In the entries below, work out how many lines include "type", and write only that number.

BEGIN DATASET RECORDS

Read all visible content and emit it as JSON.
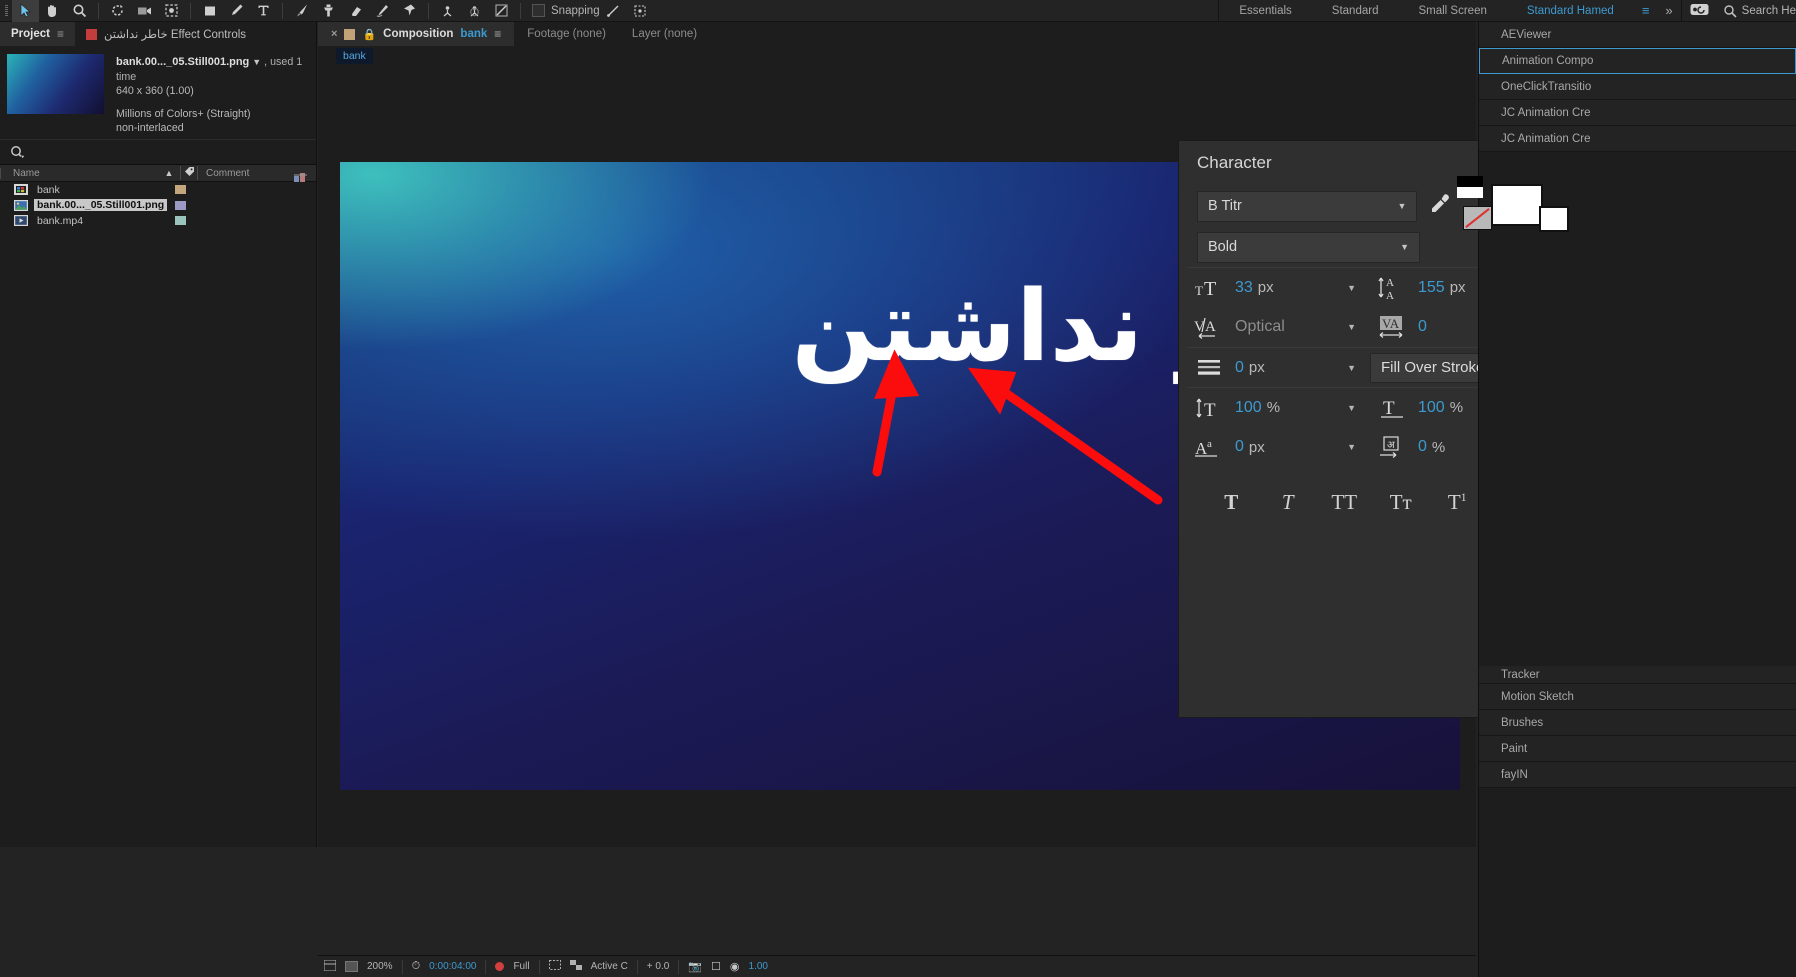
{
  "toolbar": {
    "tools": [
      {
        "name": "selection-tool",
        "glyph": "➤",
        "selected": true
      },
      {
        "name": "hand-tool",
        "glyph": "✋",
        "selected": false
      },
      {
        "name": "zoom-tool",
        "glyph": "⌕",
        "selected": false
      },
      {
        "name": "rotation-tool",
        "glyph": "↻",
        "selected": false
      },
      {
        "name": "camera-tool",
        "glyph": "▣",
        "selected": false
      },
      {
        "name": "anchor-point-tool",
        "glyph": "⌘",
        "selected": false
      },
      {
        "name": "shape-tool",
        "glyph": "■",
        "selected": false
      },
      {
        "name": "pen-tool",
        "glyph": "✒",
        "selected": false
      },
      {
        "name": "type-tool",
        "glyph": "T",
        "selected": false
      },
      {
        "name": "brush-tool",
        "glyph": "╱",
        "selected": false
      },
      {
        "name": "clone-stamp-tool",
        "glyph": "⚓",
        "selected": false
      },
      {
        "name": "eraser-tool",
        "glyph": "▭",
        "selected": false
      },
      {
        "name": "roto-brush-tool",
        "glyph": "✐",
        "selected": false
      },
      {
        "name": "puppet-pin-tool",
        "glyph": "✁",
        "selected": false
      },
      {
        "name": "unified-camera-tool",
        "glyph": "✡",
        "selected": false
      },
      {
        "name": "orbit-tool",
        "glyph": "⛬",
        "selected": false
      },
      {
        "name": "pan-behind-tool",
        "glyph": "⬚",
        "selected": false
      }
    ],
    "snapping_label": "Snapping"
  },
  "workspaces": {
    "tabs": [
      {
        "label": "Essentials",
        "active": false
      },
      {
        "label": "Standard",
        "active": false
      },
      {
        "label": "Small Screen",
        "active": false
      },
      {
        "label": "Standard Hamed",
        "active": true
      }
    ],
    "menu_icon": "≡",
    "overflow_icon": "»",
    "sync_icon": "⧉",
    "search_icon": "search-icon",
    "search_label": "Search He"
  },
  "project": {
    "tabs": [
      {
        "label": "Project",
        "active": true,
        "menu": "≡"
      },
      {
        "label": "Effect Controls خاطر نداشتن",
        "active": false
      }
    ],
    "preview": {
      "filename": "bank.00..._05.Still001.png",
      "used": ", used 1 time",
      "dimensions": "640 x 360 (1.00)",
      "colors": "Millions of Colors+ (Straight)",
      "interlace": "non-interlaced"
    },
    "search_placeholder": "",
    "columns": {
      "name": "Name",
      "comment": "Comment"
    },
    "items": [
      {
        "label": "bank",
        "type": "composition",
        "swatch": "#c3a67c",
        "selected": false
      },
      {
        "label": "bank.00..._05.Still001.png",
        "type": "image",
        "swatch": "#9a9ac4",
        "selected": true
      },
      {
        "label": "bank.mp4",
        "type": "video",
        "swatch": "#9ac4bb",
        "selected": false
      }
    ]
  },
  "composition": {
    "tabs": [
      {
        "label": "Composition",
        "name": "bank",
        "active": true
      },
      {
        "label": "Footage (none)",
        "name": "",
        "active": false
      },
      {
        "label": "Layer (none)",
        "name": "",
        "active": false
      }
    ],
    "breadcrumb": "bank",
    "canvas_text": "خاطر نداشتن"
  },
  "character": {
    "title": "Character",
    "menu_icon": "≡",
    "font_family": "B Titr",
    "font_style": "Bold",
    "font_size": {
      "icon": "font-size-icon",
      "value": "33",
      "unit": "px"
    },
    "leading": {
      "icon": "leading-icon",
      "value": "155",
      "unit": "px"
    },
    "kerning": {
      "icon": "kerning-icon",
      "value": "Optical",
      "unit": "",
      "muted": true
    },
    "tracking": {
      "icon": "tracking-icon",
      "value": "0",
      "unit": ""
    },
    "stroke_width": {
      "icon": "stroke-width-icon",
      "value": "0",
      "unit": "px"
    },
    "fill_stroke_order": "Fill Over Stroke",
    "vertical_scale": {
      "icon": "vertical-scale-icon",
      "value": "100",
      "unit": "%"
    },
    "horizontal_scale": {
      "icon": "horizontal-scale-icon",
      "value": "100",
      "unit": "%"
    },
    "baseline_shift": {
      "icon": "baseline-shift-icon",
      "value": "0",
      "unit": "px"
    },
    "tsume": {
      "icon": "tsume-icon",
      "value": "0",
      "unit": "%"
    },
    "style_buttons": [
      {
        "name": "faux-bold",
        "glyph": "T"
      },
      {
        "name": "faux-italic",
        "glyph": "T"
      },
      {
        "name": "all-caps",
        "glyph": "TT"
      },
      {
        "name": "small-caps",
        "glyph": "Tᴛ"
      },
      {
        "name": "superscript",
        "glyph": "T"
      },
      {
        "name": "subscript",
        "glyph": "T"
      }
    ],
    "eyedropper_icon": "eyedropper-icon",
    "swap_icon": "swap-fill-stroke-icon"
  },
  "right_dock": {
    "top_items": [
      {
        "label": "AEViewer",
        "active": false
      },
      {
        "label": "Animation Compo",
        "active": true
      },
      {
        "label": "OneClickTransitio",
        "active": false
      },
      {
        "label": "JC Animation Cre",
        "active": false
      },
      {
        "label": "JC Animation Cre",
        "active": false
      }
    ],
    "bottom_items": [
      {
        "label": "Tracker",
        "active": false
      },
      {
        "label": "Motion Sketch",
        "active": false
      },
      {
        "label": "Brushes",
        "active": false
      },
      {
        "label": "Paint",
        "active": false
      },
      {
        "label": "fayIN",
        "active": false
      }
    ]
  },
  "status_bar": {
    "zoom": "200%",
    "timecode": "0:00:04:00",
    "resolution": "Full",
    "quality": "Active C",
    "exposure": "+ 0.0",
    "fps": "1.00",
    "mode_label": ""
  }
}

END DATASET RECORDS

COMPLETED EXERCISE.
4